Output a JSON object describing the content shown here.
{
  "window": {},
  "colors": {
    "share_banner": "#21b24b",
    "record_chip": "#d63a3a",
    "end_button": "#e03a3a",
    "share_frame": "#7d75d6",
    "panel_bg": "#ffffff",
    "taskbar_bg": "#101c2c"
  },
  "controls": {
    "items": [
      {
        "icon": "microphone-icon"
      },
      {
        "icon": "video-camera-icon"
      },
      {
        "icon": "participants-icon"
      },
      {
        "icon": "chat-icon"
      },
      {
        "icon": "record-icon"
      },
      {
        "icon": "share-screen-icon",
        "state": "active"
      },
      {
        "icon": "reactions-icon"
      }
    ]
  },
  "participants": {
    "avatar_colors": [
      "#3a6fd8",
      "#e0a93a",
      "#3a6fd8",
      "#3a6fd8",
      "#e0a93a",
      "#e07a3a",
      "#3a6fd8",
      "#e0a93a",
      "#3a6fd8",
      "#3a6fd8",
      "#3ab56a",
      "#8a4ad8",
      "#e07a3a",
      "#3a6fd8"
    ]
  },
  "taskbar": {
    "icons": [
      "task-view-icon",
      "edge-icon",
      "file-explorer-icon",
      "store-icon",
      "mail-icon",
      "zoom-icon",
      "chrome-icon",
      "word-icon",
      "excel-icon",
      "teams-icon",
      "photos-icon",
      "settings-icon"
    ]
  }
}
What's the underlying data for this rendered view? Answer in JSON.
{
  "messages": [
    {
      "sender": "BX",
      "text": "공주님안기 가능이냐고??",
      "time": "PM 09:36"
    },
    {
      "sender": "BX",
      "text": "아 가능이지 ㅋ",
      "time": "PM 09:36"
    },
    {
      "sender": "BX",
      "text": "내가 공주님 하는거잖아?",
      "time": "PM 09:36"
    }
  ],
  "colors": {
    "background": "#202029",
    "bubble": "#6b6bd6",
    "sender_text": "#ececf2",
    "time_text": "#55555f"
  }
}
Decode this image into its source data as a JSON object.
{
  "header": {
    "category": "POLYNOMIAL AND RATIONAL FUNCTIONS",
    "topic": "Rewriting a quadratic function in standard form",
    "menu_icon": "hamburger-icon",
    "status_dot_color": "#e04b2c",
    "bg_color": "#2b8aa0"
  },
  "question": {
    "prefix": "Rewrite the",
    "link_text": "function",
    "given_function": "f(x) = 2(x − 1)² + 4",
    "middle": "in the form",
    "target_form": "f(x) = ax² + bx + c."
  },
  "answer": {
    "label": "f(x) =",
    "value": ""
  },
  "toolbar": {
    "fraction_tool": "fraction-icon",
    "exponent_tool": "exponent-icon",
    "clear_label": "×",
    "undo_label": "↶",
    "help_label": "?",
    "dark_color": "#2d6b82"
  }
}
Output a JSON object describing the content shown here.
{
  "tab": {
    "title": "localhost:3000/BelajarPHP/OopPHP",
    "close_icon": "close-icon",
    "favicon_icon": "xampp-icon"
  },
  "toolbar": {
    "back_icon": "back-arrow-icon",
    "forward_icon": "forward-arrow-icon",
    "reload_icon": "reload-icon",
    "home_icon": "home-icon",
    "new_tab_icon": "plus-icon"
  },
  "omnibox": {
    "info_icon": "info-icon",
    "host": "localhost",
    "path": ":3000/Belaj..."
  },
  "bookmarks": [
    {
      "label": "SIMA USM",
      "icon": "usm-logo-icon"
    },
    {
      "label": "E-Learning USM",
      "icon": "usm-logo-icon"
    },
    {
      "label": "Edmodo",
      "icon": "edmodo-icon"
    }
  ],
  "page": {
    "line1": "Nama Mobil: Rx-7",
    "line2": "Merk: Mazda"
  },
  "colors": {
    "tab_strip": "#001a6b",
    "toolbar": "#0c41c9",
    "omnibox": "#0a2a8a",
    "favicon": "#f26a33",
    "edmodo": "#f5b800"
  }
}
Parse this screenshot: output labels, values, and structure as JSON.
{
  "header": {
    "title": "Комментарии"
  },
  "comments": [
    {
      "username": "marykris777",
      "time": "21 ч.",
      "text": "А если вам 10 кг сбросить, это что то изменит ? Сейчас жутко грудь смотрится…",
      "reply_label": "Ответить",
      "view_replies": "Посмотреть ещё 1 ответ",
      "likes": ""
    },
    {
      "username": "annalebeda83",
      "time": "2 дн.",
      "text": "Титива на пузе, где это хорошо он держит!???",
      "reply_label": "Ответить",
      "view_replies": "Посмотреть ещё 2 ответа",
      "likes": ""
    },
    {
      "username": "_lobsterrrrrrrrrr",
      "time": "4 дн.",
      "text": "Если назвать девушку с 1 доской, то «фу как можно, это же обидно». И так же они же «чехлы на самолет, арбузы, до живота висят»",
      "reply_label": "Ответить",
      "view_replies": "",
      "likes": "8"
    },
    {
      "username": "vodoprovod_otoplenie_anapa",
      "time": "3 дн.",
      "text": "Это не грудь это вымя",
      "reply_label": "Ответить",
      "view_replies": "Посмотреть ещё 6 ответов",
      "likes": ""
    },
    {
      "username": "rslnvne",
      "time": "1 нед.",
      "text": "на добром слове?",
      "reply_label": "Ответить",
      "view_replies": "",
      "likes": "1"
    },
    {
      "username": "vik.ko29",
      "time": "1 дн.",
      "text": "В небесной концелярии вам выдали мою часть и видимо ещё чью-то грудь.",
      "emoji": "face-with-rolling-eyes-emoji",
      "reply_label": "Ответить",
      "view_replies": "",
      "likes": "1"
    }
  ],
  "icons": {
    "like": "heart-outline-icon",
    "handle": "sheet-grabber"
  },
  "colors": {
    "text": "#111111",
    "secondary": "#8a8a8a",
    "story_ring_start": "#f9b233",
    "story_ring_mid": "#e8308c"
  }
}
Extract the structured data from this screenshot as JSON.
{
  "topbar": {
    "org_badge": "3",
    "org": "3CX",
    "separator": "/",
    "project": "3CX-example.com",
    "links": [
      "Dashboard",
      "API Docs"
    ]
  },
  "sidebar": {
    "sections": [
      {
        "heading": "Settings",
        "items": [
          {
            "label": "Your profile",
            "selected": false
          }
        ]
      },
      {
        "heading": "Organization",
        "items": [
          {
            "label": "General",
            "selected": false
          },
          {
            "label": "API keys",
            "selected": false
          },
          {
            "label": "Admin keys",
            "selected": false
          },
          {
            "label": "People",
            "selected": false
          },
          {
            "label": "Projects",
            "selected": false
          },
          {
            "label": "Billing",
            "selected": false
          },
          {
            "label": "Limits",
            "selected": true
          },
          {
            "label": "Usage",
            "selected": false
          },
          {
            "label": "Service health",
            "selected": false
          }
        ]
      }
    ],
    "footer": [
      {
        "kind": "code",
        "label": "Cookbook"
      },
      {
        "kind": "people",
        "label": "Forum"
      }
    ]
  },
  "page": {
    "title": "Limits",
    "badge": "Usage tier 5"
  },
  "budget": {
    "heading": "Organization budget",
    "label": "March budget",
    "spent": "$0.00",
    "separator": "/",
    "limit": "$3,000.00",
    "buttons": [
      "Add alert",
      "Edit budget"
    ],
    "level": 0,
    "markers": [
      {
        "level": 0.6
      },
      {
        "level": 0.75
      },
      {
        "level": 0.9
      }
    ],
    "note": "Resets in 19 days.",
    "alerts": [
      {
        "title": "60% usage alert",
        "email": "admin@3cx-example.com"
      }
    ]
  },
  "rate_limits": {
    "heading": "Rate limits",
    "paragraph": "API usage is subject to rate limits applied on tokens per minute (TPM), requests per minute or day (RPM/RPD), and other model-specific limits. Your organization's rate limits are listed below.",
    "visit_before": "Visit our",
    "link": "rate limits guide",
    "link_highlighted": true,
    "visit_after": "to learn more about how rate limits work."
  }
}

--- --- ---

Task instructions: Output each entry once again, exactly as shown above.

Answer to this task:
Output a JSON object describing the content shown here.
{
  "window": {},
  "colors": {
    "share_banner": "#21b24b",
    "record_chip": "#d63a3a",
    "end_button": "#e03a3a",
    "share_frame": "#7d75d6",
    "panel_bg": "#ffffff",
    "taskbar_bg": "#101c2c"
  },
  "controls": {
    "items": [
      {
        "icon": "microphone-icon"
      },
      {
        "icon": "video-camera-icon"
      },
      {
        "icon": "participants-icon"
      },
      {
        "icon": "chat-icon"
      },
      {
        "icon": "record-icon"
      },
      {
        "icon": "share-screen-icon",
        "state": "active"
      },
      {
        "icon": "reactions-icon"
      }
    ]
  },
  "participants": {
    "avatar_colors": [
      "#3a6fd8",
      "#e0a93a",
      "#3a6fd8",
      "#3a6fd8",
      "#e0a93a",
      "#e07a3a",
      "#3a6fd8",
      "#e0a93a",
      "#3a6fd8",
      "#3a6fd8",
      "#3ab56a",
      "#8a4ad8",
      "#e07a3a",
      "#3a6fd8"
    ]
  },
  "taskbar": {
    "icons": [
      "task-view-icon",
      "edge-icon",
      "file-explorer-icon",
      "store-icon",
      "mail-icon",
      "zoom-icon",
      "chrome-icon",
      "word-icon",
      "excel-icon",
      "teams-icon",
      "photos-icon",
      "settings-icon"
    ]
  }
}
What's the underlying data for this rendered view? Answer in JSON.
{
  "messages": [
    {
      "sender": "BX",
      "text": "공주님안기 가능이냐고??",
      "time": "PM 09:36"
    },
    {
      "sender": "BX",
      "text": "아 가능이지 ㅋ",
      "time": "PM 09:36"
    },
    {
      "sender": "BX",
      "text": "내가 공주님 하는거잖아?",
      "time": "PM 09:36"
    }
  ],
  "colors": {
    "background": "#202029",
    "bubble": "#6b6bd6",
    "sender_text": "#ececf2",
    "time_text": "#55555f"
  }
}
Decode this image into its source data as a JSON object.
{
  "header": {
    "category": "POLYNOMIAL AND RATIONAL FUNCTIONS",
    "topic": "Rewriting a quadratic function in standard form",
    "menu_icon": "hamburger-icon",
    "status_dot_color": "#e04b2c",
    "bg_color": "#2b8aa0"
  },
  "question": {
    "prefix": "Rewrite the",
    "link_text": "function",
    "given_function": "f(x) = 2(x − 1)² + 4",
    "middle": "in the form",
    "target_form": "f(x) = ax² + bx + c."
  },
  "answer": {
    "label": "f(x) =",
    "value": ""
  },
  "toolbar": {
    "fraction_tool": "fraction-icon",
    "exponent_tool": "exponent-icon",
    "clear_label": "×",
    "undo_label": "↶",
    "help_label": "?",
    "dark_color": "#2d6b82"
  }
}
Output a JSON object describing the content shown here.
{
  "tab": {
    "title": "localhost:3000/BelajarPHP/OopPHP",
    "close_icon": "close-icon",
    "favicon_icon": "xampp-icon"
  },
  "toolbar": {
    "back_icon": "back-arrow-icon",
    "forward_icon": "forward-arrow-icon",
    "reload_icon": "reload-icon",
    "home_icon": "home-icon",
    "new_tab_icon": "plus-icon"
  },
  "omnibox": {
    "info_icon": "info-icon",
    "host": "localhost",
    "path": ":3000/Belaj..."
  },
  "bookmarks": [
    {
      "label": "SIMA USM",
      "icon": "usm-logo-icon"
    },
    {
      "label": "E-Learning USM",
      "icon": "usm-logo-icon"
    },
    {
      "label": "Edmodo",
      "icon": "edmodo-icon"
    }
  ],
  "page": {
    "line1": "Nama Mobil: Rx-7",
    "line2": "Merk: Mazda"
  },
  "colors": {
    "tab_strip": "#001a6b",
    "toolbar": "#0c41c9",
    "omnibox": "#0a2a8a",
    "favicon": "#f26a33",
    "edmodo": "#f5b800"
  }
}
Parse this screenshot: output labels, values, and structure as JSON.
{
  "header": {
    "title": "Комментарии"
  },
  "comments": [
    {
      "username": "marykris777",
      "time": "21 ч.",
      "text": "А если вам 10 кг сбросить, это что то изменит ? Сейчас жутко грудь смотрится…",
      "reply_label": "Ответить",
      "view_replies": "Посмотреть ещё 1 ответ",
      "likes": ""
    },
    {
      "username": "annalebeda83",
      "time": "2 дн.",
      "text": "Титива на пузе, где это хорошо он держит!???",
      "reply_label": "Ответить",
      "view_replies": "Посмотреть ещё 2 ответа",
      "likes": ""
    },
    {
      "username": "_lobsterrrrrrrrrr",
      "time": "4 дн.",
      "text": "Если назвать девушку с 1 доской, то «фу как можно, это же обидно». И так же они же «чехлы на самолет, арбузы, до живота висят»",
      "reply_label": "Ответить",
      "view_replies": "",
      "likes": "8"
    },
    {
      "username": "vodoprovod_otoplenie_anapa",
      "time": "3 дн.",
      "text": "Это не грудь это вымя",
      "reply_label": "Ответить",
      "view_replies": "Посмотреть ещё 6 ответов",
      "likes": ""
    },
    {
      "username": "rslnvne",
      "time": "1 нед.",
      "text": "на добром слове?",
      "reply_label": "Ответить",
      "view_replies": "",
      "likes": "1"
    },
    {
      "username": "vik.ko29",
      "time": "1 дн.",
      "text": "В небесной концелярии вам выдали мою часть и видимо ещё чью-то грудь.",
      "emoji": "face-with-rolling-eyes-emoji",
      "reply_label": "Ответить",
      "view_replies": "",
      "likes": "1"
    }
  ],
  "icons": {
    "like": "heart-outline-icon",
    "handle": "sheet-grabber"
  },
  "colors": {
    "text": "#111111",
    "secondary": "#8a8a8a",
    "story_ring_start": "#f9b233",
    "story_ring_mid": "#e8308c"
  }
}
Extract the structured data from this screenshot as JSON.
{
  "topbar": {
    "org_badge": "3",
    "org": "3CX",
    "separator": "/",
    "project": "3CX-example.com",
    "links": [
      "Dashboard",
      "API Docs"
    ]
  },
  "sidebar": {
    "sections": [
      {
        "heading": "Settings",
        "items": [
          {
            "label": "Your profile",
            "selected": false
          }
        ]
      },
      {
        "heading": "Organization",
        "items": [
          {
            "label": "General",
            "selected": false
          },
          {
            "label": "API keys",
            "selected": false
          },
          {
            "label": "Admin keys",
            "selected": false
          },
          {
            "label": "People",
            "selected": false
          },
          {
            "label": "Projects",
            "selected": false
          },
          {
            "label": "Billing",
            "selected": false
          },
          {
            "label": "Limits",
            "selected": true
          },
          {
            "label": "Usage",
            "selected": false
          },
          {
            "label": "Service health",
            "selected": false
          }
        ]
      }
    ],
    "footer": [
      {
        "kind": "code",
        "label": "Cookbook"
      },
      {
        "kind": "people",
        "label": "Forum"
      }
    ]
  },
  "page": {
    "title": "Limits",
    "badge": "Usage tier 5"
  },
  "budget": {
    "heading": "Organization budget",
    "label": "March budget",
    "spent": "$0.00",
    "separator": "/",
    "limit": "$3,000.00",
    "buttons": [
      "Add alert",
      "Edit budget"
    ],
    "level": 0,
    "markers": [
      {
        "level": 0.6
      },
      {
        "level": 0.75
      },
      {
        "level": 0.9
      }
    ],
    "note": "Resets in 19 days.",
    "alerts": [
      {
        "title": "60% usage alert",
        "email": "admin@3cx-example.com"
      }
    ]
  },
  "rate_limits": {
    "heading": "Rate limits",
    "paragraph": "API usage is subject to rate limits applied on tokens per minute (TPM), requests per minute or day (RPM/RPD), and other model-specific limits. Your organization's rate limits are listed below.",
    "visit_before": "Visit our",
    "link": "rate limits guide",
    "link_highlighted": true,
    "visit_after": "to learn more about how rate limits work."
  }
}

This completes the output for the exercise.